Some older versions of applications (e.g., MS Outlook for one) may be launched multiple times yet only one of the instances is visiblw and accessible; the rest are running in hidden windows and can be shut down "safely" using Task Manager. Also, if MS Word is used as the email editor, it also runs concurrently. Task Manager can close all running instances of each. Afterward, you may need to run Outlook's Detect & Repair (from the Help menu; original CD required). No need to reboot, however. The warning on other posts about being careful when selecting processes to terminate should be heeded.

Collapse -
Research those items listed. . .
by Cursorcowboy / February 19, 2009 10:53 PM PST

The Scheduled Task Wizard is mostly but not entirely self-explanatory. Here are a few items however which might not be apparent at first glance:

a. Schedule any application, script, batch program, shortcut, or linked document -- anything which can be executed on a command line and include command-line arguments, but may require a visit to the task's properties dialog box after creating the task to be performed -- IOW, requires user intervention.

b. If a task is scheduled to run when my computer starts, that task will run as a noninteractive process and will continue to run, regardless of who is logged on, until the system is shutdown or it is terminated by the administrator.

c. If a task is scheduled to run when I log on for instance, the task actually runs interactively (provided it is designed to run that way) when anyone logs on. If someone else logs on, the task runs as a noninteractive process.

Note: If a task for your own use is expected to run interactively but someone else logs on before you, that task will run noninteractively. Windows XP leaves the task running when the other user logs off (because you own it) and does not start a second, interactive instance when you log on. Open Scheduled Tasks right-click the task and choose End Task Then right-click it again and choose Run.

Warning: Logon tasks do not run when using Fast User Switching to switch to another person's profile - even if the new user has not already logged on. Logon task that are not already running run only when someone logs on while all users are logged off.

d. The "AnswersThatWork" site states that through our support service we often come across problems caused primarily by programs running in the background, programs which in most cases start at the same time as Windows. Sometimes these programs are useful and need to be there; quite often, however, they are not needed, and in too many cases they cause severe problems. The pages below are from our in-house database and provide guidance on the usefulness or not of these programs, and removal procedures when recommended. In Windows 95/98/ME you can bring up the Task List by pressing Ctrl+Alt+Del. In Windows NT4/2000/XP you bring up the Task List by right-clicking on the Task Bar and choosing "Task Manager"

Note: Use the alphanumeric buttons displayed at this site to determine the name, manufacturer or program name, and receive general tips.

Collapse -
Thank you!
by EddyTortelli / February 20, 2009 2:27 AM PST

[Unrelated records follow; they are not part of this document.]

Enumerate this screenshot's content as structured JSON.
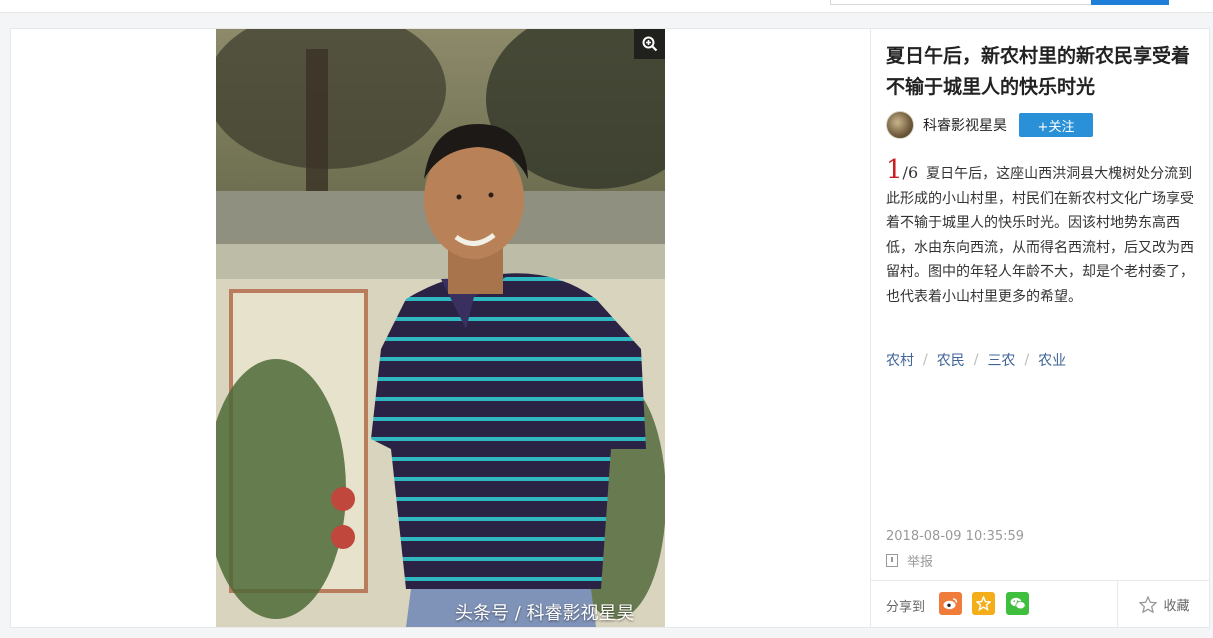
{
  "article": {
    "title": "夏日午后，新农村里的新农民享受着不输于城里人的快乐时光",
    "author": "科睿影视星昊",
    "follow_label": "+关注",
    "index": "1",
    "total": "/6",
    "description": "夏日午后，这座山西洪洞县大槐树处分流到此形成的小山村里，村民们在新农村文化广场享受着不输于城里人的快乐时光。因该村地势东高西低，水由东向西流，从而得名西流村，后又改为西留村。图中的年轻人年龄不大，却是个老村委了，也代表着小山村里更多的希望。",
    "tags": [
      "农村",
      "农民",
      "三农",
      "农业"
    ],
    "date": "2018-08-09 10:35:59",
    "report_label": "举报"
  },
  "photo": {
    "watermark": "头条号 / 科睿影视星昊"
  },
  "share": {
    "label": "分享到",
    "icons": [
      "weibo-icon",
      "qzone-icon",
      "wechat-icon"
    ],
    "favorite_label": "收藏"
  },
  "colors": {
    "accent": "#2a90d7",
    "index_red": "#c91f23",
    "tag_blue": "#406599",
    "weibo": "#ef7c3a",
    "qzone": "#f4ae1a",
    "wechat": "#3fbf3d"
  }
}
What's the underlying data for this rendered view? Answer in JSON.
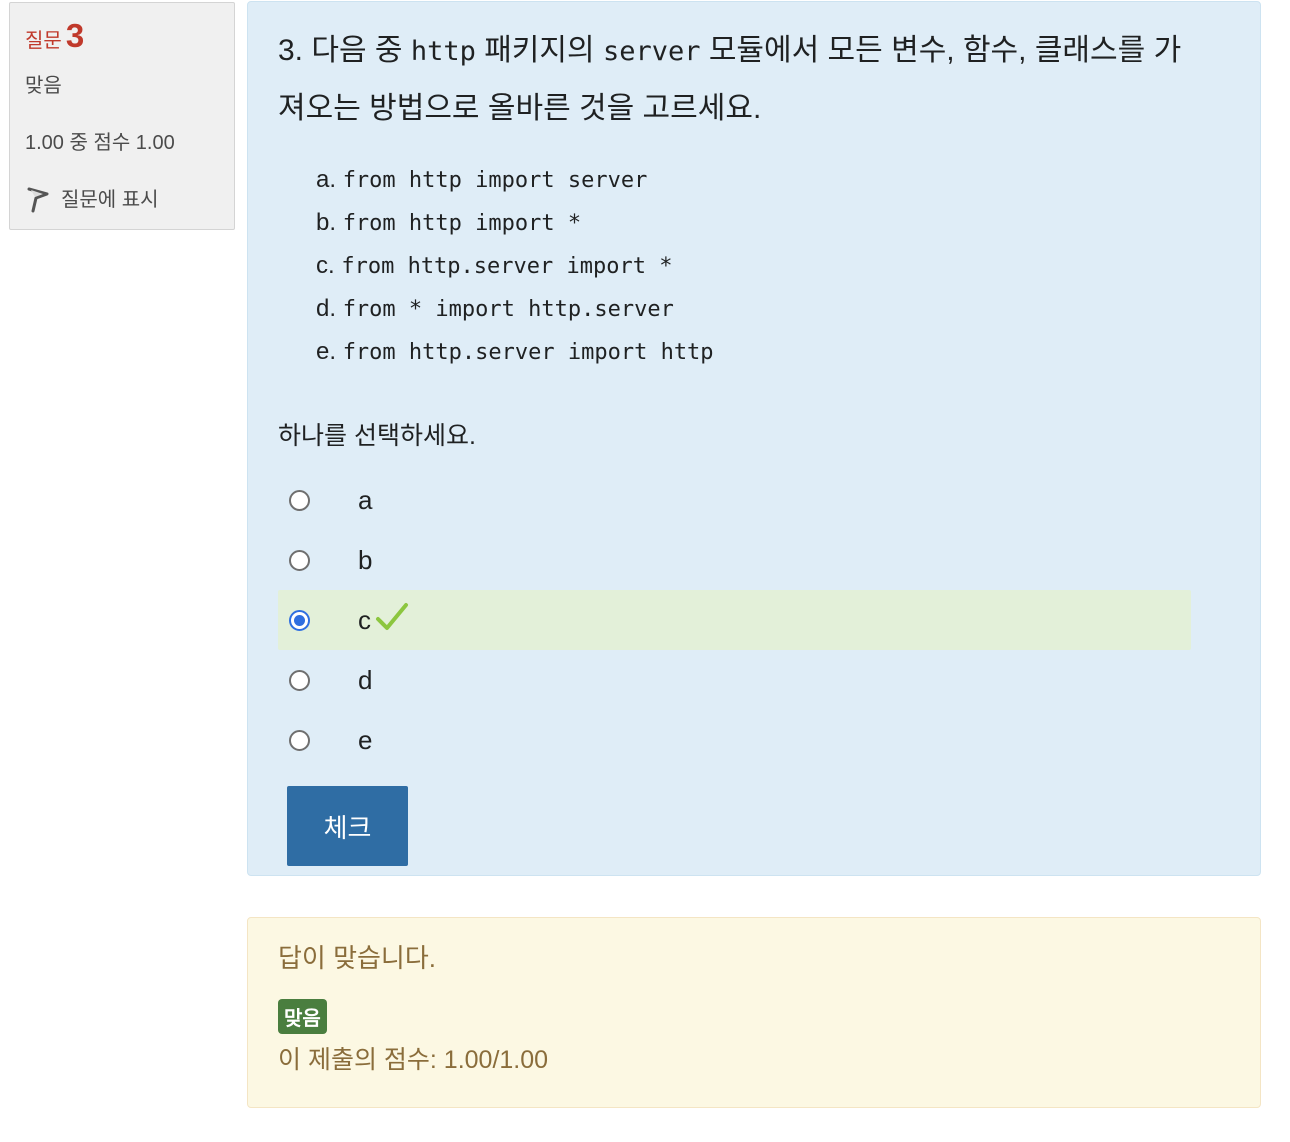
{
  "info": {
    "question_label": "질문",
    "question_number": "3",
    "state": "맞음",
    "grade": "1.00 중 점수 1.00",
    "flag_label": "질문에 표시"
  },
  "question": {
    "text_prefix": "3. 다음 중 ",
    "text_code1": "http",
    "text_mid": " 패키지의 ",
    "text_code2": "server",
    "text_suffix": " 모듈에서 모든 변수, 함수, 클래스를 가져오는 방법으로 올바른 것을 고르세요.",
    "choices": [
      {
        "letter": "a.",
        "code": "from http import server"
      },
      {
        "letter": "b.",
        "code": "from http import *"
      },
      {
        "letter": "c.",
        "code": "from http.server import *"
      },
      {
        "letter": "d.",
        "code": "from * import http.server"
      },
      {
        "letter": "e.",
        "code": "from http.server import http"
      }
    ],
    "prompt": "하나를 선택하세요.",
    "answers": [
      {
        "label": "a",
        "selected": false
      },
      {
        "label": "b",
        "selected": false
      },
      {
        "label": "c",
        "selected": true
      },
      {
        "label": "d",
        "selected": false
      },
      {
        "label": "e",
        "selected": false
      }
    ],
    "check_button": "체크"
  },
  "feedback": {
    "message": "답이 맞습니다.",
    "badge": "맞음",
    "score": "이 제출의 점수: 1.00/1.00"
  },
  "colors": {
    "question_bg": "#dfedf7",
    "correct_row_bg": "#e3f0d9",
    "feedback_bg": "#fcf8e3",
    "button_bg": "#2f6da4",
    "badge_bg": "#4a7e3f",
    "accent_red": "#c0392b"
  },
  "icons": {
    "flag": "flag-icon",
    "correct": "check-icon"
  }
}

Really cleared things up for me. Happy

Thank you,
Eddy

Popular Forums
icon
Computer Help 47,885 discussions
icon
Computer Newbies 10,322 discussions
icon
iPhones, iPods, & iPads 3,188 discussions
icon
Security 30,333 discussions
icon
TVs & Home Theaters 20,177 discussions
icon
HDTV Picture Setting 1,932 discussions
icon
Phones 15,713 discussions
icon
Windows 7 6,210 discussions
icon
Networking & Wireless 14,510 discussions

Big stars on small screens

Smosh tells CNET what it took to make it big online

Internet sensations Ian Hecox and Anthony Padilla discuss how YouTube has changed and why among all their goals, "real TV" isn't an ambition.